▸ Task item:
Search the material for the string "type", then return every line where it is found.

▸ Extracted material:
::::

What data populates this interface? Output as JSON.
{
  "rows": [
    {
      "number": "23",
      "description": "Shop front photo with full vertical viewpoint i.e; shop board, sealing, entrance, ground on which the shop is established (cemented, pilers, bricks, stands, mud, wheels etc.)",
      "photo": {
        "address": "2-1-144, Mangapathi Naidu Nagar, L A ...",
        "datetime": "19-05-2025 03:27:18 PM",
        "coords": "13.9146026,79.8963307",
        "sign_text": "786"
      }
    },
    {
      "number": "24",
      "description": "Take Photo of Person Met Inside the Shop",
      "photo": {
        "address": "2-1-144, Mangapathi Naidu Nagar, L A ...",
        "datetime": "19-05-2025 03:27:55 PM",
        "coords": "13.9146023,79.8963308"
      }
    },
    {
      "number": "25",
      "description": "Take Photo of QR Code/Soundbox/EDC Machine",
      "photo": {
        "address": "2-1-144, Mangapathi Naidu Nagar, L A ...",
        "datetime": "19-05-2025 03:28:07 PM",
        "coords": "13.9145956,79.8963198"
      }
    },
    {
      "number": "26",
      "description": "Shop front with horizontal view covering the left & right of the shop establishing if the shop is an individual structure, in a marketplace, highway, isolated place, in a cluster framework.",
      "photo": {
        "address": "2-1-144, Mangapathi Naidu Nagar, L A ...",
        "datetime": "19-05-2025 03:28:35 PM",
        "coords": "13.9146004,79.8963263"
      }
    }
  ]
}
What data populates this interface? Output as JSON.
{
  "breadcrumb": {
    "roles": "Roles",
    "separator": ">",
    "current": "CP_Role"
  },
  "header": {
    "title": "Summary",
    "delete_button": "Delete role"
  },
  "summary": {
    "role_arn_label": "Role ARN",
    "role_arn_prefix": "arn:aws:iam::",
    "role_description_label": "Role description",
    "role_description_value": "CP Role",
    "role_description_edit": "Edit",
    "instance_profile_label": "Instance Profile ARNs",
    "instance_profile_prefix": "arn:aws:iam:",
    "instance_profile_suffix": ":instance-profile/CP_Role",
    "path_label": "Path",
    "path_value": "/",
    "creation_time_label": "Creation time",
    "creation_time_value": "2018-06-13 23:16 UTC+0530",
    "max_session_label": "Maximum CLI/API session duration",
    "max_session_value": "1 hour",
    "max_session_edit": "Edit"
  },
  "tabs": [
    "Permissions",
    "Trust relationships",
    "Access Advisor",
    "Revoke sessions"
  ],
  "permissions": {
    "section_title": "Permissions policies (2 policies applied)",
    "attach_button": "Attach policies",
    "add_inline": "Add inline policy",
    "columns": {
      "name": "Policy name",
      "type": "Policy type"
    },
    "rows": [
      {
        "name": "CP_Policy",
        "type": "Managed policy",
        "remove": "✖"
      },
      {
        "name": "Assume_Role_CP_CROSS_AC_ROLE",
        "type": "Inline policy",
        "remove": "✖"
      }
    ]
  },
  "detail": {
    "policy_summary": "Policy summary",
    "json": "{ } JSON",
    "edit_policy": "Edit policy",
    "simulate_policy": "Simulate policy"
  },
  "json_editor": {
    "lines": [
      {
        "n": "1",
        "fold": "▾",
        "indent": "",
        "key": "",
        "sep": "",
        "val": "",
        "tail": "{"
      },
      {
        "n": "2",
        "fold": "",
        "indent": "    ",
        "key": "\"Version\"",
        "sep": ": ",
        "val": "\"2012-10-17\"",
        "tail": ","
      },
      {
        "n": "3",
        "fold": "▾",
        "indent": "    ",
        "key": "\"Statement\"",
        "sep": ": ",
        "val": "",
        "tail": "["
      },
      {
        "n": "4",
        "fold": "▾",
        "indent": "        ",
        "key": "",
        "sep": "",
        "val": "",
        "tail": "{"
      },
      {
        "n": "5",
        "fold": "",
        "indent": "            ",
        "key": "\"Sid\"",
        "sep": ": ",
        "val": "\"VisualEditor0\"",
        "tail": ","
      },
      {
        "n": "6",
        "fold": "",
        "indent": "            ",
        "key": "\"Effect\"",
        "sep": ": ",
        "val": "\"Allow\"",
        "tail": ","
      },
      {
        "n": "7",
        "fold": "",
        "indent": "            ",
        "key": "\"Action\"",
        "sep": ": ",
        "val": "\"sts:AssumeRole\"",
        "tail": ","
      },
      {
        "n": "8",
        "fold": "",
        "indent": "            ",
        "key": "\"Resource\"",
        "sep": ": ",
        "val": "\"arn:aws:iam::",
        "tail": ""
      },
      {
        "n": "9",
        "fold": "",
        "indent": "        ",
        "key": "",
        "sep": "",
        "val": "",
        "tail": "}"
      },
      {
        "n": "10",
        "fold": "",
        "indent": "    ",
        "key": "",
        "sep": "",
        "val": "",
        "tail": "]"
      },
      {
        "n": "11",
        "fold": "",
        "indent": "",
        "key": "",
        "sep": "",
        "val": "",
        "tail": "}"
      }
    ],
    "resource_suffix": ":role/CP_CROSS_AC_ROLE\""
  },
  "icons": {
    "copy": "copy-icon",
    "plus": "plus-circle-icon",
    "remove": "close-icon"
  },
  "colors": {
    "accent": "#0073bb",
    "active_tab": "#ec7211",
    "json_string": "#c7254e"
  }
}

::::

▸ Your solution:
      "type": "Policy type"
        "type": "Managed policy",
        "type": "Inline policy",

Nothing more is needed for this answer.